4. Who Wins Battle Of Bench--LeBron's Vets Or Manu's Young'uns? Miami's biggest advantage over Indiana in the Eastern Conference Finals was its bench dominance, as LeBron led a second-string demolition crew to mow down Pacers' leads on the regular. By pairing LeBron with Cole, Allen, Battier and Andersen, Coach Spo got his team back in many games that his Big 3 let get away. Now against San Antonio, it is not clear who has the bench advantage. LeBron averaged 43 minutes in the last series, so he clearly has the stamina to call the shots for both Miami's first- and second-string squads. Ginobili has been playing the same sixth-man role for Pop for 11 years now, and that role is especially important now since it buys Parker a break from running the Spurs multiple-screen motion offense non-stop whenever he is in the game. Joseph has done a capable job of buying Parker 6-10 minutes of rest per night, but he is only able to do so because of Ginobili's supreme playmaking skills in these 2013 NBA Playoffs, running up a bang-for-buck-best +128 plus-minus score in 361 minutes that no one else can match. On a per-possession basis, only Birdman has had more impact in these playoffs. So you see my point? It is going to be tough to see who wins the key battle of the second-stringers, especially because the Heat have had such success going with LeBron and the vets, while San Antonio is known for subbing subs out every minute or two, giving teams changing complex looks that leave them baffled at the quarter turns. That is why you don't see any Spurs reserves quintets logging major minutes together.

Andrew D. Bernstein/NBAE/Getty Images

5. What Will Spurs Do If Heat Go Fast Five On 'Em? This may be a moot point because Spoelstra has shown no inclination to use the Fast Five lineup that helped Miami win the 2012 NBA Championship. After logging 300 minutes in the regular season together, the squadron of Chalmers, Wade, Battier, James and Bosh has only played 23 minutes together in the playoffs, and only 3 minutes together in the most recent series. Granted, the unit has struggled in the postseason in limited time (-34.1 net rating), but that shouldn't wipe out all the good it had done earlier (+19.6 net rating). Part of the reason for not going fast may be because Wade and Bosh's wheels can no longer handle it. Wade's knees have messed with his shot creation and surely hamper him in constant transition, while Bosh's run also may be bothered to a lesser degree. However, should Miami go small and try to force a change in the Spurs lineup, one of two things will happen: 1. Pop will stick with his two bigs--much like Indiana did--and force the Heat to play the Spurs' game; 2. if Pop is feeling he wants to test Wade and Bosh's health, he may move Leonard to the 4 and get in a track meet with the Heat, going shot-for-shot with his marksmen.

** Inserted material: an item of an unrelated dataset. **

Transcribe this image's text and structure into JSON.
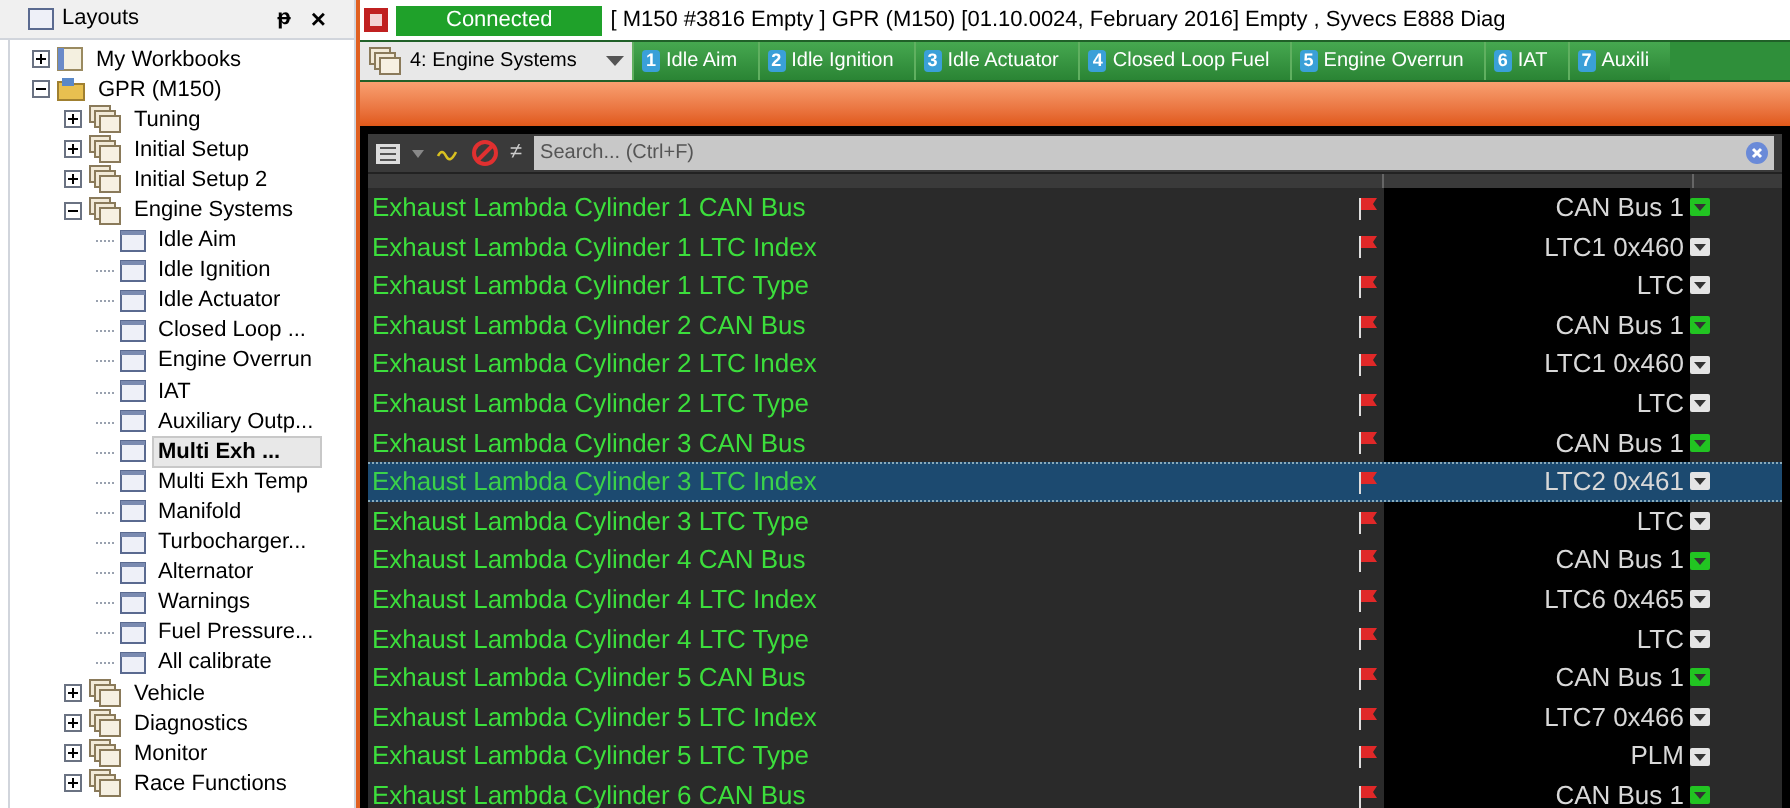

1. Chalmers, Wade, James, Haslem, Bosh

Regular Season: 688 minutes, +11.9 net rating; Postseason: 234 minutes, +12.2 net rating

2. Chalmers, Wade, Battier, James, Bosh

Regular Season: 300 minutes, +19.6 net rating; Postseason: 23 minutes, -34.1 net rating

3. Cole, Allen, Battier, James, Andersen

Regular Season: 118 minutes, +21.9 net rating; Postseason: 86 minutes, +19.1 net rating

Issac Baldizon/NBAE/Getty Images

1. Parker, Green, Leonard, Splitter, Duncan

Regular Season: 364 minutes, +18.1 net rating; Postseason: 134 minutes, +3.2 net rating

2. Parker, Ginobili, Leonard, Splitter, Duncan

Regular Season: 55 minutes, +2.0 net rating; Postseason: 13 minutes, +52.8 net rating

3. Joseph, Ginobili, Leonard, Diaw, Duncan

Regular Season: 12 minutes, -32.8 net rating; Postseason: 21 minutes, +35.6 net rating

Noah Graham/NBAE/Getty Images


I am pretty happy with the prognostications thus far. HOOP had Miami and San Antonio winning the most games in the regular season and has picked them both throughout these 2013 NBA Playoffs. I could have done better with the other picks during the regular season, but oh well. HOOP also picked 11 of the 14 playoff series right, good enough to rank fourth in the TrueHoop Stat Geek Smackdown, if we had been invited. So without further ado, the final--and Finals--prediction: SPURS IN 6

Regularized Statistical Plus Minus stats come from David Williams' You Have No Game website; Games, Minutes Per Game, Player Efficiency Rating and Plus-Minus numbers in the Playoffs come from Basketball-Reference; Lineups advanced statistics come from the NBA's Stats site.